The second time I was all tied up was two weeks later for our church's Night of Drama production. I was acting in one of the mini-plays – it was a live radio drama – and I was the Narrator. Since I was also the director of that particular play, I could have told myself to wear whatever I wanted, but it was a significant role, and somewhat a central character, so I figured I'd go all out and put on the old tie again (same one as the wedding two weeks prior, by the way). For the second time, I'd worn a tie for an event that brought people together as a family. That's how we think of ourselves, us drama folk. We're somewhat of a breed apart, I guess you could say. But we understand each other.
Today I wore a tie for the third and final time this month.

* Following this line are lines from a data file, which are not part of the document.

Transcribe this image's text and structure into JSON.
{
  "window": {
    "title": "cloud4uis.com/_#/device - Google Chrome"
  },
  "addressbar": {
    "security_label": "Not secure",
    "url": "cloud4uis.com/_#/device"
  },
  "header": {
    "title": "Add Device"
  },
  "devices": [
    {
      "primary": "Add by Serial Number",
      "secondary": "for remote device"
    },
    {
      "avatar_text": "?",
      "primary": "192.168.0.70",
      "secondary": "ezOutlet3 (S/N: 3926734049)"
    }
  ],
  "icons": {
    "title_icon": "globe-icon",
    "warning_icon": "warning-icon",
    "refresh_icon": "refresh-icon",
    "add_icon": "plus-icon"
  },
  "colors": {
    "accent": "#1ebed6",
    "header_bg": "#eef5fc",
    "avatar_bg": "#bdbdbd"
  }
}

The occasion was undoubtedly the least joyous of the trio, and yet it was the most joyous. I was attending the funeral of a 7-year old little girl who, after two brave years of fighting a vicious brain tumor, had lost the battle. I can hear you asking the question right now: how on earth could this be a joyous occasion? Good question. Short answer: It can't. On earth, that is. Lydia Byrd's family and friends will never again see her as she was in this life. But they will see her again – those who believe as she believed, at least – in the life to come, which is everlasting. Sweet Lydia is waiting there for our arrival. But she isn't missing us, not like we're missing her at least. She's got Jesus by her side. Today was a celebration of her life, and we cried together, we smiled because of who she was, and we rejoiced for her reunion with her Maker. And again, this was an occasion that brought together a disparate group of people as a family.
Today I didn't mind wearing that tie.